It is said that on Yellow Bear Mountain in Fujian Province there once lived a family of three--a grandfather and his two grandchildren. The oldest child, a boy named Zhang Gen, spent his days plowing and hunting with his grandfather. An adopted girl, Mei Zai, helped out with chores at home, as was the custom. When the grandfather reached the age of seventy-one, he came down with a sickness from which he did not recover. Zhang Gen took over all the farming and hunting duties while Mei Zai cared for the grandfather.
Before she died, Zhang Gen's mother had adopted Mei Zai with the hope that the orphaned girl would one day marry Zhang Gen, as was also the custom. And so, to comfort Grandfather, Zhang Gen and Mei Zai promised the old man that they would wed at the beginning of the next year.
However, it is said that "heaven has unpredictable winds and clouds, and humans have misfortunes on New Year's Eve," and it was on this particular New Year's Eve that the water buffalo demon appeared on Yellow Bear Mountain. The water buffalo demon had the horned head of a water buffalo and the body of a man. As if his fearsome appearance weren't enough, the water buffalo demon was also a master of black magic. Wherever he went in the human world, floods and fires followed.
Not long after New Year's Day, this monster saw Zhang Gen leave home to go hunting and Mei Zai standing in the doorway, bidding him farewell. He then walked up to the door after Mei Zai had closed it and rapped loudly. She opened the door a crack to behold this hideous creature.
"Marry me, and you shall have all the gold you could possibly want for the rest of your life!" he said, pushing the door farther open.
The frightened young woman grabbed her broom and pushed the water buffalo demon away before slamming the door shut.
Not used to being rebuffed, the demon then sought out Zhang Gen.
"Let me have Mei Zai, and you shall then have all the grain you can eat, all the silk you can wear, and all the gold and silver you can carry," he told the young hunter.
Enraged, Zhang Gen chased the demon away with his hoe.
Turning his head as he fled, the water buffalo demon said, "You've got three days to think over my offer. If the answer is no, you'll all die!"
Three days came and passed without incident, so once again, Zhang Gen went up the mountain, this time to do some woodcutting. While he was chopping away, he smelled smoke and noticed a huge pillar of black smoke rising downhill. He rushed down the mountain with his axe, encountering more and more dense smoke and, soon, flames. Hacking a clearing for himself, he made it out of the forest only to see his cottage totally enveloped in flames. His beloved Mei Zai and Grandfather had been inside and had not been able to make it out alive.
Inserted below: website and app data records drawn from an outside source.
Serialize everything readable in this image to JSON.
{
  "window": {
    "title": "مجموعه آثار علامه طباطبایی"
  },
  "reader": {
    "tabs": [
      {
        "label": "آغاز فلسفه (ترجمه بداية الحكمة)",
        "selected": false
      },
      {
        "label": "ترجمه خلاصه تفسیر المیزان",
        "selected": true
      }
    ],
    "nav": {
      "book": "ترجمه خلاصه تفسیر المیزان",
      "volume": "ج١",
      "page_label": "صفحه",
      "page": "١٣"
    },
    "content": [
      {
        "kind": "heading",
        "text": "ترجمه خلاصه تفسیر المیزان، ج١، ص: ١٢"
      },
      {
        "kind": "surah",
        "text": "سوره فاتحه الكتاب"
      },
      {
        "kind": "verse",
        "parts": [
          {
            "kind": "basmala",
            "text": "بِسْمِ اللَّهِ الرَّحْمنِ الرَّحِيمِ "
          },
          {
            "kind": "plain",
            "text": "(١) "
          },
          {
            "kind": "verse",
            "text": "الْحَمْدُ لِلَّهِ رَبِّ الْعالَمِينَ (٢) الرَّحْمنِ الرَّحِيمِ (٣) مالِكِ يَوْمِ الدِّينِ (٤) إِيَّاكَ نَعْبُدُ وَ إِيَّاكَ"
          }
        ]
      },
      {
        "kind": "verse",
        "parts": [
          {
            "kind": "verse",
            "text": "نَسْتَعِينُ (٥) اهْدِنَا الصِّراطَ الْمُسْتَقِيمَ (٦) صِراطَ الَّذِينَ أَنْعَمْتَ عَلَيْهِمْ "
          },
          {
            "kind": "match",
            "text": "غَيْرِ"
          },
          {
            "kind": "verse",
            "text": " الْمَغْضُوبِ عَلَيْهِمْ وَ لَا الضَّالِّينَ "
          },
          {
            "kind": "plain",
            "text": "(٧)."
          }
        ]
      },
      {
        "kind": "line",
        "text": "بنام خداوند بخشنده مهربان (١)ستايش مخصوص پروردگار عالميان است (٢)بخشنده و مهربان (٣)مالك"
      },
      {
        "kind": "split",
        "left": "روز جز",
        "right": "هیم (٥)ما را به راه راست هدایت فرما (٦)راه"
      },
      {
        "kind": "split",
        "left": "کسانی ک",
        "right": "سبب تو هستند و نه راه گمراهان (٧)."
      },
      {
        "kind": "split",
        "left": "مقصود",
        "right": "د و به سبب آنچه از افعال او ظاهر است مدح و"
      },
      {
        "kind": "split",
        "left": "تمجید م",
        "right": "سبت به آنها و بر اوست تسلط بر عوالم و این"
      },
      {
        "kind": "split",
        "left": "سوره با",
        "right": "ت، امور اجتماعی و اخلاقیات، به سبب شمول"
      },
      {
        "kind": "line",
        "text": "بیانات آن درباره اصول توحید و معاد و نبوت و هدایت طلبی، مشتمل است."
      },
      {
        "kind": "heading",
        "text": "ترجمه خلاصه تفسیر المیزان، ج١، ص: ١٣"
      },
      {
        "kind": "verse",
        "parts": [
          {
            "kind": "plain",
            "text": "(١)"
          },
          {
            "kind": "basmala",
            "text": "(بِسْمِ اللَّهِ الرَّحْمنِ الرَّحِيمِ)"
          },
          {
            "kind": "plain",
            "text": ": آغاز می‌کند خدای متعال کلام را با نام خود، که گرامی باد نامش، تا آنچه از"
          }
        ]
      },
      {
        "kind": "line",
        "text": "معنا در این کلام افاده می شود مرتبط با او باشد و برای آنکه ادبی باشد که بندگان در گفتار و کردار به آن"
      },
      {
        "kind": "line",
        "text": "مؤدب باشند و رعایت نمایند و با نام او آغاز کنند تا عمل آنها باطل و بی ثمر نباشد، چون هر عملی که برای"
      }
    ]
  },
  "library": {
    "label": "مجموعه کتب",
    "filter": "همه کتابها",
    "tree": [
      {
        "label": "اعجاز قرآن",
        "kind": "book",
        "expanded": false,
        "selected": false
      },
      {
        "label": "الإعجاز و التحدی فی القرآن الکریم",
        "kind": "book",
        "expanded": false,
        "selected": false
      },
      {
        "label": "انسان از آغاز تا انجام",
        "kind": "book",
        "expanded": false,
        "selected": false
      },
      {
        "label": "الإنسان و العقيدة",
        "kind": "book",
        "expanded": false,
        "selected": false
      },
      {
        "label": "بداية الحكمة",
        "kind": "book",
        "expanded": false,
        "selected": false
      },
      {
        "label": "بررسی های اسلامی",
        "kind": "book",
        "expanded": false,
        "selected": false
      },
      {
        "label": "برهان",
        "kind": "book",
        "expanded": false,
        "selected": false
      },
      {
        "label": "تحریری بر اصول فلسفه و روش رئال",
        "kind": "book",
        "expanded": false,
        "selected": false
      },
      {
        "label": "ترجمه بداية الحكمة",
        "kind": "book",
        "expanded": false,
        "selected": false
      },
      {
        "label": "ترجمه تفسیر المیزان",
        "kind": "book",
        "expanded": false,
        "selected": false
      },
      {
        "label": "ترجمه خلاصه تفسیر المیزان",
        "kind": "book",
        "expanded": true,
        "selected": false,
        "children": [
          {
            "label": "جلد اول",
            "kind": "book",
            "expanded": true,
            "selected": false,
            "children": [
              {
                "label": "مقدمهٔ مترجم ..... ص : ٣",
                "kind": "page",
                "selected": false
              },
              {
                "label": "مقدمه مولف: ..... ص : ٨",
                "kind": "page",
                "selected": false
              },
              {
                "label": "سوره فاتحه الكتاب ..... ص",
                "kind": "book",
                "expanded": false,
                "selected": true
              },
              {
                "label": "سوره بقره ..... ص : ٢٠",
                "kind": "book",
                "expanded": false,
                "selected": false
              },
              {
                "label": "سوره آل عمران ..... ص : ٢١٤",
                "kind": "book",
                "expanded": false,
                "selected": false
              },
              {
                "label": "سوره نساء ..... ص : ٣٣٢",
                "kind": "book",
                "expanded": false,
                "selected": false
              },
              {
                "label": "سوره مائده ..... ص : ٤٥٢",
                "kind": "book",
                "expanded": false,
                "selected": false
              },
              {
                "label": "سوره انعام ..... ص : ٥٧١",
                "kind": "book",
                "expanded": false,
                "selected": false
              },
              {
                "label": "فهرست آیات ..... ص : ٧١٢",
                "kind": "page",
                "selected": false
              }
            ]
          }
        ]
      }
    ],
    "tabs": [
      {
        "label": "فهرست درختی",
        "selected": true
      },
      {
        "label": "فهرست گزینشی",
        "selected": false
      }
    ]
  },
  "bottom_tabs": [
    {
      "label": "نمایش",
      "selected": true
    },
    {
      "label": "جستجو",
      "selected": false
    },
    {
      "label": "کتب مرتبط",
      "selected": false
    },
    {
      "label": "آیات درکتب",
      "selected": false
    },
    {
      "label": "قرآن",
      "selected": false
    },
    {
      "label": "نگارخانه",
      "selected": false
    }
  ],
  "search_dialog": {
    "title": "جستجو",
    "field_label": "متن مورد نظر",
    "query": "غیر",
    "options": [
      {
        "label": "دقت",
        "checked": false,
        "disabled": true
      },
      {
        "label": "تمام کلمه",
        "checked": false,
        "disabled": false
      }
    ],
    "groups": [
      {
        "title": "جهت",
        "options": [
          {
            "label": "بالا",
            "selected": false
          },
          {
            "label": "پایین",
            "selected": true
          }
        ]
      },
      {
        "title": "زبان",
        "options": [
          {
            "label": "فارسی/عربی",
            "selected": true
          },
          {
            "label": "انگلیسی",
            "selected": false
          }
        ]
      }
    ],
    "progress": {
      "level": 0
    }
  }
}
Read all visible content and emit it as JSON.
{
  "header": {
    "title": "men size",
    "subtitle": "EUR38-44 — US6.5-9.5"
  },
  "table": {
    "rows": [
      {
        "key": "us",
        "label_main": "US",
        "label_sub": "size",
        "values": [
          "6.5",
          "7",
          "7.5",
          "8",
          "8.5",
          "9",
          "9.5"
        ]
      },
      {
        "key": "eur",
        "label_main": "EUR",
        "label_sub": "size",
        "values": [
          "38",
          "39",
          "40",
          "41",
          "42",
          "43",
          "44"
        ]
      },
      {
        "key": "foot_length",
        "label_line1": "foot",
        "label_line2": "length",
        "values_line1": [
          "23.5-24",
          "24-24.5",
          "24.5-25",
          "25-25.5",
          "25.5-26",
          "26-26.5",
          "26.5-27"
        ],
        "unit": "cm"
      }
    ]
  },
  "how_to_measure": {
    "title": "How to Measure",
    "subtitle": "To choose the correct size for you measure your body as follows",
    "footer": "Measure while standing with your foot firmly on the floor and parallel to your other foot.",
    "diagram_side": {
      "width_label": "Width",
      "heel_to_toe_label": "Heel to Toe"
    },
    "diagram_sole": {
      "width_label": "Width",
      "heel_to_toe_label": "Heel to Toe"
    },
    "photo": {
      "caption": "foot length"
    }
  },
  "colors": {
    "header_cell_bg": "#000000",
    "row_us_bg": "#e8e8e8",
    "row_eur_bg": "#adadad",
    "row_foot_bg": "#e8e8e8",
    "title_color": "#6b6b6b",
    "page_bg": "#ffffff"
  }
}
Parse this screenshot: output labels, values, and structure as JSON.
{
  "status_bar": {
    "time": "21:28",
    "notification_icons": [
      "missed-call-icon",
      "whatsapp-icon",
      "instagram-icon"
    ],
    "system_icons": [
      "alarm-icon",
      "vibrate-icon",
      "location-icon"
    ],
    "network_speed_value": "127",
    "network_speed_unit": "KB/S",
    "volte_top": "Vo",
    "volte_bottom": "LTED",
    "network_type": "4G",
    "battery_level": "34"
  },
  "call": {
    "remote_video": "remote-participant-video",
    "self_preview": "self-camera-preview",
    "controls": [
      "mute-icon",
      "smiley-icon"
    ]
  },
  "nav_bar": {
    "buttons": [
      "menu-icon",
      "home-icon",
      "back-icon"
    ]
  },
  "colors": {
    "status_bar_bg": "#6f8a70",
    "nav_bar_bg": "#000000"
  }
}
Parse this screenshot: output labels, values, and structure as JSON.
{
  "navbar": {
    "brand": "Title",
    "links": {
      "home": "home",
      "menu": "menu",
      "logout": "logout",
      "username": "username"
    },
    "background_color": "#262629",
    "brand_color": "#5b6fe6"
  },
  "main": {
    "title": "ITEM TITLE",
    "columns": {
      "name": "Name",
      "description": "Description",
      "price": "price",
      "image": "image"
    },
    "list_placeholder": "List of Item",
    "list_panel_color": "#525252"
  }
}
With fire of his own in his eyes now, Zhang Gen grabbed his axe and sought out the being responsible, the water buffalo demon. He darted back into the smoking forest. He ran and tumbled through the burning embers until his own clothes had been seared and torn and, now, smoking. He found the water buffalo demon by the village pond, refreshing himself.
Zhang Gen crept up behind the demon and cut him in half lengthwise. The two halves of the water buffalo demon fell upon the ground, and the demon stirred no more.
All the blood the demon lost that day stained the soil, and this explains why the soil of Yellow Bear Mountain is red to this day.
As strange as all these things were, an even stranger thing then happened: half of the water buffalo demon turned into a stone in the shape of a water buffalo, while the other half eventually decayed into bones and then dust. So well versed in magic had been the demon that its soul came back time and time again to plague the people of the mountain with floods and fires. Years later, after Zhang Gen was no longer around, a mysterious three-legged deer appeared on the mountain. Whenever the demon's spirit was about to start a fire or unleash a flood, the deer would emit a piercing shriek that could alert the entire village and allow everyone to move to safety. The people of the mountain were sure that Heaven had taken pity on them and then sent them the spirit of Zhang Gen in the form of the deer to protect them from the soul of the evil water buffalo demon.
Chen & Wang, p. 462-466
The odious and malevolent creature of this grim story is not the beloved family water buffalo of southeastern Chinese farming families. The minotaur-like creature here embodies other qualities of the buffalo or ox--raw male power and energy--making it resemble the legendary creatures of Western folktales and mythology. The demon in this story could even be an embodiment of the relentless, brutal and impersonal power of nature with which farmers all over the world must contend. Motifs: B23.1, "Minotaur"; B184.4, "Magic deer"; and E162.5, "Reincarnation as deer."